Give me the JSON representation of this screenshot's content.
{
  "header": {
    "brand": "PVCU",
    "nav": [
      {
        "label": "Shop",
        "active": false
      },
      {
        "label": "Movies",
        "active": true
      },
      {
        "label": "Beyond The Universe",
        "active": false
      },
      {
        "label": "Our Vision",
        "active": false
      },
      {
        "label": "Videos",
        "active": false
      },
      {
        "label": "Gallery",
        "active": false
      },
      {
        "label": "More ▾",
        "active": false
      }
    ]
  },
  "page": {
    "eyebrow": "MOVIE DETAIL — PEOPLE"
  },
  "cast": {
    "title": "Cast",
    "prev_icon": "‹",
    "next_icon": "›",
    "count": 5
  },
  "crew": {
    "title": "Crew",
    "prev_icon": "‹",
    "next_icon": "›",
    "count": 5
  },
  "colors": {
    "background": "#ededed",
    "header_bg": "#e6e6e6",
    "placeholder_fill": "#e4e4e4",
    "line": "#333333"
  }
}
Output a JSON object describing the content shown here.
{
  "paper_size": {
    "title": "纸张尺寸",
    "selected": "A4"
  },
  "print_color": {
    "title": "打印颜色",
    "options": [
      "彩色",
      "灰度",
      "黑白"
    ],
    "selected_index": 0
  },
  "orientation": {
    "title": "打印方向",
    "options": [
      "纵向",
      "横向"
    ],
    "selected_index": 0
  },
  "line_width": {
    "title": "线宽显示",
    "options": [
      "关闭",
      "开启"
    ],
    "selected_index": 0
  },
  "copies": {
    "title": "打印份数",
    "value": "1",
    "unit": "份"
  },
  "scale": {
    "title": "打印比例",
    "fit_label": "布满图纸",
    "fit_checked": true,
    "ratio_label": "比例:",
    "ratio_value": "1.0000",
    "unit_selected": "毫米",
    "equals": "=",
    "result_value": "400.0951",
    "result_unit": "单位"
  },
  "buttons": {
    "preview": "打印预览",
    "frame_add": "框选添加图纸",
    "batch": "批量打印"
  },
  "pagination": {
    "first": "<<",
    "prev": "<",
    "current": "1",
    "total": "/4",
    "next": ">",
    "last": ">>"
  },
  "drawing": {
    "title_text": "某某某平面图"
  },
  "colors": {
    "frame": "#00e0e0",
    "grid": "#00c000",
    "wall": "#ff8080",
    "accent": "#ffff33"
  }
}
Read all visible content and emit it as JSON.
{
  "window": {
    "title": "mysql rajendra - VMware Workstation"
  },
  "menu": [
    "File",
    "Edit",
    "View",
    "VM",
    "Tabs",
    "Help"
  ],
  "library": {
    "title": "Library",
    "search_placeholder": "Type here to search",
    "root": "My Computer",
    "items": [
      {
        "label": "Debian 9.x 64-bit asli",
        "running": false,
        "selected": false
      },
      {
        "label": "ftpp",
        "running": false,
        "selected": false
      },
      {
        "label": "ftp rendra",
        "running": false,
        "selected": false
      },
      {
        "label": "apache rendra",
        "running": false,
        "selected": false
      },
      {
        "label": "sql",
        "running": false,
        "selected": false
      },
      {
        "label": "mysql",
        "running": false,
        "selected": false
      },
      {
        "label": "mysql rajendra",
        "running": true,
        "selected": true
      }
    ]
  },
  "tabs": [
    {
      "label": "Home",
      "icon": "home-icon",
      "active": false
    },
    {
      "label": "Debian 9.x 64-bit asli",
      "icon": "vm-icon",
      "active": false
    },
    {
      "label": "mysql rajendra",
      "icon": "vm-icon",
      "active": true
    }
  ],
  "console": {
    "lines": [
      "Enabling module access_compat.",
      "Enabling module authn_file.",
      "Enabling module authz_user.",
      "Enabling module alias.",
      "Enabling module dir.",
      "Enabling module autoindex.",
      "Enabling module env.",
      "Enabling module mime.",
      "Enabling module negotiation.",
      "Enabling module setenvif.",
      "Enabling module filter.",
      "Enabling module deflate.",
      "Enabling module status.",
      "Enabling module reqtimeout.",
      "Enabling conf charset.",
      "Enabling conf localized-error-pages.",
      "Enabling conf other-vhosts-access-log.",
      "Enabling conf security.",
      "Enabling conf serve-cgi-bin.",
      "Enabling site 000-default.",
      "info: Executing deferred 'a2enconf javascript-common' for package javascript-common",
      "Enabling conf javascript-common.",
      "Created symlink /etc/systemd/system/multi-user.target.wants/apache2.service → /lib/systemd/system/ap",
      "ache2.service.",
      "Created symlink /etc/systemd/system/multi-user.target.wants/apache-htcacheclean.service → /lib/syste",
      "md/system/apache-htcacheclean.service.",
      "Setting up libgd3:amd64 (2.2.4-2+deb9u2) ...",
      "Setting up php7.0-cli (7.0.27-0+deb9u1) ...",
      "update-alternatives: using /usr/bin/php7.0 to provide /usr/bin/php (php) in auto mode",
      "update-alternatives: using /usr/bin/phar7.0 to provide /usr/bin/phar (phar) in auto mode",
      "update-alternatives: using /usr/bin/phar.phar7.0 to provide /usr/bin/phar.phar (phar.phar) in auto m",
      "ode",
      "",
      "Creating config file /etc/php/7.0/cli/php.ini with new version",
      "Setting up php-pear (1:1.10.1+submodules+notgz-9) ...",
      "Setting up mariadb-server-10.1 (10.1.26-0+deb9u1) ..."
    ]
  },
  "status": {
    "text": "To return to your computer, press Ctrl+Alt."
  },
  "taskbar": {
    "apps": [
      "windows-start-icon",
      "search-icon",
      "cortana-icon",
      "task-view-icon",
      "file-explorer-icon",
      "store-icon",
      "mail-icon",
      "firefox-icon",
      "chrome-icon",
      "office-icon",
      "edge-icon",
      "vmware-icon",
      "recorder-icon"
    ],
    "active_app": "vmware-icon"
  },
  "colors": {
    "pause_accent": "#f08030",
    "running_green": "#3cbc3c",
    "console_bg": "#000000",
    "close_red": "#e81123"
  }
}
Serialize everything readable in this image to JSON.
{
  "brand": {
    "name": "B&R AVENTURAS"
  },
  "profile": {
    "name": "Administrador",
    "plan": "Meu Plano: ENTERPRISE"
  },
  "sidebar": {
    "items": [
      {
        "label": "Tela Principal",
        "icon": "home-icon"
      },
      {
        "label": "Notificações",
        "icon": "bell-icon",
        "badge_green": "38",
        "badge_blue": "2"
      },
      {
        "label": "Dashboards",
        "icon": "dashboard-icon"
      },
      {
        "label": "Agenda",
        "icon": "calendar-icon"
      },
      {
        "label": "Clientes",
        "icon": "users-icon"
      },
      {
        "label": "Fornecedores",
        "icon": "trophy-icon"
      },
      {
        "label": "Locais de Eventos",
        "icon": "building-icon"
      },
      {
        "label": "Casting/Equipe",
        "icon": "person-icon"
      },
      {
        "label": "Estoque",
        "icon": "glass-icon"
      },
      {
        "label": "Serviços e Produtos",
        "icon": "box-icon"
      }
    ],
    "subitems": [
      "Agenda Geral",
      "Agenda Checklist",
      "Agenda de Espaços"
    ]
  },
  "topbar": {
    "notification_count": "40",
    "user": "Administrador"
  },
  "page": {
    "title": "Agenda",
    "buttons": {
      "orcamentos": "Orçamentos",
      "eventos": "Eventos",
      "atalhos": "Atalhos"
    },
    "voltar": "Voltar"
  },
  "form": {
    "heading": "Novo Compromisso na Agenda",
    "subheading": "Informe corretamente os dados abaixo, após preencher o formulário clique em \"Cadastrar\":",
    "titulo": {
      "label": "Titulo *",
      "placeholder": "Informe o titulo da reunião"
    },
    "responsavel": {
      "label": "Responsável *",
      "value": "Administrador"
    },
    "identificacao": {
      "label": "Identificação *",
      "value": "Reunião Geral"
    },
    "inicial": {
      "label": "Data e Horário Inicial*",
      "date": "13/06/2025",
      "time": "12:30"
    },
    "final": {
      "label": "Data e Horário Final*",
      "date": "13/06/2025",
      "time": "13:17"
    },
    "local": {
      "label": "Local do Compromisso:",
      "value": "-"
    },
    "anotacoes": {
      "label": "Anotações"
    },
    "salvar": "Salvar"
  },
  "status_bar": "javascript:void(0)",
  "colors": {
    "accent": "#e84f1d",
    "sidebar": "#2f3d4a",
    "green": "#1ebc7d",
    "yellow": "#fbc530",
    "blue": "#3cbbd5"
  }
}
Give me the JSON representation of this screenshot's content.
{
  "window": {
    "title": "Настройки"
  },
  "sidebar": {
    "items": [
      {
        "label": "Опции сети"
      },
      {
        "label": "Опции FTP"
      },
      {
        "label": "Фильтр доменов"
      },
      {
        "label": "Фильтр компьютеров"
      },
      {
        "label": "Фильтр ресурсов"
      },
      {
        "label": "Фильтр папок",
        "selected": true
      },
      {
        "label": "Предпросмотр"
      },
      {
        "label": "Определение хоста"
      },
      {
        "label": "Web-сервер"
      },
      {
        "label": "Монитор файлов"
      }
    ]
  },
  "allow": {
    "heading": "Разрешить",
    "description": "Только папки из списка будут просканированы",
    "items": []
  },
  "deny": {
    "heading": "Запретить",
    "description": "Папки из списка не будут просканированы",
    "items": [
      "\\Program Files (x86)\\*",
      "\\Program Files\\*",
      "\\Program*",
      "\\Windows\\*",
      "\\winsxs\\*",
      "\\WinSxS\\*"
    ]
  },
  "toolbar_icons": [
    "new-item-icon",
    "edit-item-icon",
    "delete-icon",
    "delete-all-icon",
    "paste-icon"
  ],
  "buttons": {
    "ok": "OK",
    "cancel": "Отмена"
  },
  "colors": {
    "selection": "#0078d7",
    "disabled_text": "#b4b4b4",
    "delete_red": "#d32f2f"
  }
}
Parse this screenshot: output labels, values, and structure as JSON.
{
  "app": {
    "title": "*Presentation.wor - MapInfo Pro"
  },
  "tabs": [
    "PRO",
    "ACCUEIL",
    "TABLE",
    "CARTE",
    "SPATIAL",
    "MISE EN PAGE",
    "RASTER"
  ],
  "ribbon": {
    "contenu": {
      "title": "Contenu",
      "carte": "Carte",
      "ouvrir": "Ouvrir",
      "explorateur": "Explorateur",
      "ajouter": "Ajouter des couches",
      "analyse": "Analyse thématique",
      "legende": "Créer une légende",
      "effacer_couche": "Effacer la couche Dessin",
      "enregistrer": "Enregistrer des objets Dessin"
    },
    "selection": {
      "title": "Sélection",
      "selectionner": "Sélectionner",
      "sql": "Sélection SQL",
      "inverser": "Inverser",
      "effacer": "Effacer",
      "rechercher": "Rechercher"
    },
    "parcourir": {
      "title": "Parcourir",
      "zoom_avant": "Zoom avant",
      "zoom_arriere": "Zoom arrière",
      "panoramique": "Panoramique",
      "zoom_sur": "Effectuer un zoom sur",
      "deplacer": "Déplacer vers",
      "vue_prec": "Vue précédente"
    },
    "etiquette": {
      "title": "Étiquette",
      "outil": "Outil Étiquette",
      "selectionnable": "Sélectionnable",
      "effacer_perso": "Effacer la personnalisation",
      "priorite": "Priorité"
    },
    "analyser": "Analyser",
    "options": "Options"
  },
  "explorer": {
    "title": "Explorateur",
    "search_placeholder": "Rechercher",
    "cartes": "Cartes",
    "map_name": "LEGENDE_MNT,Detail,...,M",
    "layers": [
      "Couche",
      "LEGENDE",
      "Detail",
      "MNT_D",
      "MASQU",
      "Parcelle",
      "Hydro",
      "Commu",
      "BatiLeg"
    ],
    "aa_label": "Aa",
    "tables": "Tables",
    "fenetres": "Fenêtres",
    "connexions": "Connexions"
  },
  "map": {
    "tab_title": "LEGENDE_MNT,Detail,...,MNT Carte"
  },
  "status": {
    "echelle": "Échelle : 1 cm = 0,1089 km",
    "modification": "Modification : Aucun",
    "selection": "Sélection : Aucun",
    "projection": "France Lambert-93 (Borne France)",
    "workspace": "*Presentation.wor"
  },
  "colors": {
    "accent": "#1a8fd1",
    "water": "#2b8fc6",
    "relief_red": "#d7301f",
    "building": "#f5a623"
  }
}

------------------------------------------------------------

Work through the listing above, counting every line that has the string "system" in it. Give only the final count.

Solution to this problem:
3